“It simply undermines the cooperation between the UN and a member state. It completely interferes in China’s internal affairs,” Zhang Jun said.
Last week, Bachelet admitted that she was facing “tremendous pressure” over the Xinjiang report. In an emailed statement to news agency AFP on Wednesday, Bachelet said the issues are serious while repeating that she had brought them up with Chinese authorities during her trip there in May.
Bachelet also insisted that dialogue with China didn’t mean “turning a blind eye.”
“The politicization of these serious human rights issues by some states did not help. They made the task more difficult, they made the engagement more difficult and they made the trust-building and the ability to really have an impact on the ground more difficult,” she said.
Activists criticize Bachelet
However, some human rights activists told DW that Bachelet has failed to fulfill the duties that come with the role of UN human rights chief.
“The post of the high commissioner for human rights requires you to be a champion of human rights beyond states. You are not a mediator between governments, which is a role that she has been assuming in this situation,” said Raphael Viana David, a China and Latin America Advocate at the International Service for Human Rights (ISHR).
“She should represent the higher interest of human rights in the world beyond geopolitical concerns. This has been one of our main criticisms of her approach to China,” he added.
But for some Uyghurs whose family members remain stranded in Xinjiang, the report helps to bring China’s persecution of Uyghurs back into the global spotlight.
“The report makes the Uyghur situation more known to the world, especially the member states of the UN,” said Mamutjan Abdurehim, an exiled Uyghur man in Australia who has been separated from his wife and two children since 2016.

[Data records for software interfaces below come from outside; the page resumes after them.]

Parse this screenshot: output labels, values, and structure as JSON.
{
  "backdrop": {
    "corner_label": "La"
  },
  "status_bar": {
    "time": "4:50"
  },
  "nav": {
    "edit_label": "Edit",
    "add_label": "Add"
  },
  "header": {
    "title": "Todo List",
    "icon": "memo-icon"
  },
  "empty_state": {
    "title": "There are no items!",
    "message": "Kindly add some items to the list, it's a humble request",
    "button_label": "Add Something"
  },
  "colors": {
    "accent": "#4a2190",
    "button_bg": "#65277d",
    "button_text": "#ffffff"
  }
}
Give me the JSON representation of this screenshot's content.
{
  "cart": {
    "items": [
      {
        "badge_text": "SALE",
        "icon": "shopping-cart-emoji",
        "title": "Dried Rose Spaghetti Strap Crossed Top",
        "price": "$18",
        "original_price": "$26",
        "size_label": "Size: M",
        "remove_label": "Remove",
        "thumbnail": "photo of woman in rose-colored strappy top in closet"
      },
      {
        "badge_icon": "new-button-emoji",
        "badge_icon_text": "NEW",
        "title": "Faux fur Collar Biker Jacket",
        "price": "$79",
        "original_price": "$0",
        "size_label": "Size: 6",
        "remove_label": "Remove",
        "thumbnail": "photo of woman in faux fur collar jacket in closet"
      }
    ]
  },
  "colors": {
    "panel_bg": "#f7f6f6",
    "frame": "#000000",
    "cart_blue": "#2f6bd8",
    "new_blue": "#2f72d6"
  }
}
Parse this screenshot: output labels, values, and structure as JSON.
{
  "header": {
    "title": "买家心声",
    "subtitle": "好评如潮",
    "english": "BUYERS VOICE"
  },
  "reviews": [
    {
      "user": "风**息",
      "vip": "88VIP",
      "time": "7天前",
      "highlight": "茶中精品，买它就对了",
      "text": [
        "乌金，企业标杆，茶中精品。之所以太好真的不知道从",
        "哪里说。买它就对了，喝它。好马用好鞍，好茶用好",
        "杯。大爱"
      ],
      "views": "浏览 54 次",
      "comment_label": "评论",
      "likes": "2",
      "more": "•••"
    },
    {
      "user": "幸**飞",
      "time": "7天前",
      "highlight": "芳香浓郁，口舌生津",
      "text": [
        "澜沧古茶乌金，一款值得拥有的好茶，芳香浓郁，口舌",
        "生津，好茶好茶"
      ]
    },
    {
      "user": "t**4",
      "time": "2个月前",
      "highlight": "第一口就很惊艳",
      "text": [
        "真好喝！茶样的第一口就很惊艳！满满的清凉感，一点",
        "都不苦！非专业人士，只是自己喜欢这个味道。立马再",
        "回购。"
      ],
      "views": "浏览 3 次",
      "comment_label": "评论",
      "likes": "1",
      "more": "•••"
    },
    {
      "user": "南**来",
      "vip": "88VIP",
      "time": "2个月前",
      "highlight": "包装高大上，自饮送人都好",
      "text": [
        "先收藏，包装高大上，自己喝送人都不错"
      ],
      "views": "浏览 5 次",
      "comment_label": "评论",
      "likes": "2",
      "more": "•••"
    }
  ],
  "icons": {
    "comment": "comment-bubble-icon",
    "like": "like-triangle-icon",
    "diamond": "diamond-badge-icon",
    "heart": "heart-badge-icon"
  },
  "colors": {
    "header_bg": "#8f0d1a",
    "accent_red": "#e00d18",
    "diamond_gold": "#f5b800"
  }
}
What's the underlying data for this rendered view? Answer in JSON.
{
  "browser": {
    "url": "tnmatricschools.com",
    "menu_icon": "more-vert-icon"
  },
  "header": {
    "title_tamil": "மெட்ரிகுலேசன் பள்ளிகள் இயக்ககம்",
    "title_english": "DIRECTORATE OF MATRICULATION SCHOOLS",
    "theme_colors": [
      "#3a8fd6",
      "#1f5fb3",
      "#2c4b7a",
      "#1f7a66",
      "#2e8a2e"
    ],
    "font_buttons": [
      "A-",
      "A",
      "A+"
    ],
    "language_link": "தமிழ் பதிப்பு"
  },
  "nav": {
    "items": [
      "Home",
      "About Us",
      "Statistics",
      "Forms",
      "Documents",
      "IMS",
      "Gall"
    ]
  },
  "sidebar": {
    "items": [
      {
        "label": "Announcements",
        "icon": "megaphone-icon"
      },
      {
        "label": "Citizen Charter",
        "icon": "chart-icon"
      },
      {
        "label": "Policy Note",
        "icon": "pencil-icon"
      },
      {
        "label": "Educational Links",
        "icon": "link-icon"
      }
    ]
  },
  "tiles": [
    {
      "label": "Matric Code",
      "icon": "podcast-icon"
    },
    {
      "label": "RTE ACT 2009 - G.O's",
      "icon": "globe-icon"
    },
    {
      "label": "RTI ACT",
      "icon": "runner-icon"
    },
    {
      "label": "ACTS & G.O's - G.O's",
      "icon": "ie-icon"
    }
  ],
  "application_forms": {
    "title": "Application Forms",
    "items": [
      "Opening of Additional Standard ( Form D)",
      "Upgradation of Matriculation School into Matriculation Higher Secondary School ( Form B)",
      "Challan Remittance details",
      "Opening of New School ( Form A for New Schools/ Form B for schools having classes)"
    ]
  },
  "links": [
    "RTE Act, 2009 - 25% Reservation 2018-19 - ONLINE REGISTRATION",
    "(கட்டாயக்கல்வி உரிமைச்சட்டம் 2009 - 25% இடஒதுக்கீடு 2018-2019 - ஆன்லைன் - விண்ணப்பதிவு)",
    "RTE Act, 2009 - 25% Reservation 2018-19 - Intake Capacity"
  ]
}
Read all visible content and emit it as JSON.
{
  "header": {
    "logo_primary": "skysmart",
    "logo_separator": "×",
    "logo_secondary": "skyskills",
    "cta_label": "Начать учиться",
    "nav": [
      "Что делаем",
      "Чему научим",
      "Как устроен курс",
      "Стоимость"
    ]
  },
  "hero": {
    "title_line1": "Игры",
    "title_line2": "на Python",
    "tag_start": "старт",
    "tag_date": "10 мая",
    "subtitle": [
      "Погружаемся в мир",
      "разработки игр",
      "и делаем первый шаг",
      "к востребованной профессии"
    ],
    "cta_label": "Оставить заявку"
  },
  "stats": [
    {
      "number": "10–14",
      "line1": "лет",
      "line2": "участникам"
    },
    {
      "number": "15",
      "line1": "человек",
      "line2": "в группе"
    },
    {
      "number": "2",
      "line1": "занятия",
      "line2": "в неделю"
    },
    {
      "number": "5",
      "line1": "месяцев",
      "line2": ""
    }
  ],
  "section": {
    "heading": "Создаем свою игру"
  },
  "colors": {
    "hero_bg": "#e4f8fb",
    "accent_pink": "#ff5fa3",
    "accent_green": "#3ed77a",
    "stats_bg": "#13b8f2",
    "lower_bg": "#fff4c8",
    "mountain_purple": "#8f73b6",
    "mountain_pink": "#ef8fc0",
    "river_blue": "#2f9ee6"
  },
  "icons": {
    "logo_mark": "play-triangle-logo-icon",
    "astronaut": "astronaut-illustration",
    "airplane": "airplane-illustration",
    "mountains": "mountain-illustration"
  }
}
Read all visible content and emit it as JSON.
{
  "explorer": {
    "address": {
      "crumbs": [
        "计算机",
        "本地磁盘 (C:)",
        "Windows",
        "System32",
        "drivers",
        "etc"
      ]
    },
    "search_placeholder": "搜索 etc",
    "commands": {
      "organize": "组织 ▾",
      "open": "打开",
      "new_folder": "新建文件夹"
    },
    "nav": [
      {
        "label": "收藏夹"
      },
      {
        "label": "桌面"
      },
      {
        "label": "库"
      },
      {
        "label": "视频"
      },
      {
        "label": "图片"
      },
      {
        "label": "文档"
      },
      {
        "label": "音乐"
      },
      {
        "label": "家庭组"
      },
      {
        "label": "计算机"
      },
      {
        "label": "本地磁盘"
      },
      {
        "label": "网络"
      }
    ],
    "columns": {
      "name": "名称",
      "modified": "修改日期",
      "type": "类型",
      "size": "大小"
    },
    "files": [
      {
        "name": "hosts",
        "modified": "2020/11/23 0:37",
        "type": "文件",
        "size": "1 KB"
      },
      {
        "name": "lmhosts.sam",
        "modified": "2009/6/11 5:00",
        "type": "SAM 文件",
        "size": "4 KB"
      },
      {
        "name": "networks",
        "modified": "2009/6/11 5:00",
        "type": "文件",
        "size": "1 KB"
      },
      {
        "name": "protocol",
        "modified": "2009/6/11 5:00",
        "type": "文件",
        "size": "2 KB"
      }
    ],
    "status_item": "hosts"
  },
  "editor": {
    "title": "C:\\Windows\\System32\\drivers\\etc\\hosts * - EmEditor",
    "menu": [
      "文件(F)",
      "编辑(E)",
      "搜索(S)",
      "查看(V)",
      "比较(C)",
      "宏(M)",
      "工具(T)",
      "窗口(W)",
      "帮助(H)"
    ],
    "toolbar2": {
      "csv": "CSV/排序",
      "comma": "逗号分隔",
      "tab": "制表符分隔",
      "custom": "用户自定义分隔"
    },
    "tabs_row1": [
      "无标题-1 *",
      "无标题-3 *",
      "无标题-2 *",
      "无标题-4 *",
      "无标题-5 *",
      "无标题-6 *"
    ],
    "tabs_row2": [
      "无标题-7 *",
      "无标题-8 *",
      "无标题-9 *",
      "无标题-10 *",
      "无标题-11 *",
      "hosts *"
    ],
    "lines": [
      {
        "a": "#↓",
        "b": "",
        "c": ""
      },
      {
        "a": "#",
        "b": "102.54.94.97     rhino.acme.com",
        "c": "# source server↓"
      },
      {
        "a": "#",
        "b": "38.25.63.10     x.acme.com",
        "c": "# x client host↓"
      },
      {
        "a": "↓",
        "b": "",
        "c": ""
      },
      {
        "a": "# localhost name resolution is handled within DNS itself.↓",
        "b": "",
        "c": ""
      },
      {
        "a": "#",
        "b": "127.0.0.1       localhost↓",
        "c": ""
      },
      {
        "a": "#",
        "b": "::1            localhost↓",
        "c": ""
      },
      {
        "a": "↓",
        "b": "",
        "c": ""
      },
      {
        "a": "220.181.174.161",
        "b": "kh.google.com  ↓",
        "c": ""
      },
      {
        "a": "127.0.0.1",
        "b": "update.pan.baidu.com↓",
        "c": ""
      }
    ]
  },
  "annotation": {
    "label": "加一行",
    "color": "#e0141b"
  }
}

“I hope this report will be a fresh rattling cry for more condemnation and pressure on China so it can reverse its policies and release those innocent people like my wife while reuniting Uyghur families like mine,” he told DW.
What happens next?
With the report now being made public, Viana David from ISHR, says the next important step is for countries in the UN human rights council to form a coordinated and multilateral response.
“As the human rights council will start its next session in a bit more than a week, the diplomatic community in the council should coordinate strong responses that include public condemnation and the reiteration of the recommendations and findings in the report,” he said.
Additionally, he thinks member states should try to create a UN mechanism that will monitor the situation in China. “This mechanism should look at the situation in China overall. The report gives an impetus for an investigation or provides key momentum to look at the human rights situation not only in Xinjiang but also in China overall,” he added.
- China’s Uighur heartland turns into security stateChina’s far western Xinjiang region ramps up securityThree times a day, alarms ring out through the streets of China’s ancient Silk Road city of Kashgar, and shopkeepers rush out of their stores swinging government-issued wooden clubs. In mandatory anti-terror drills conducted under police supervision, they fight off imaginary knife-wielding assailants.
Edited by: John Silk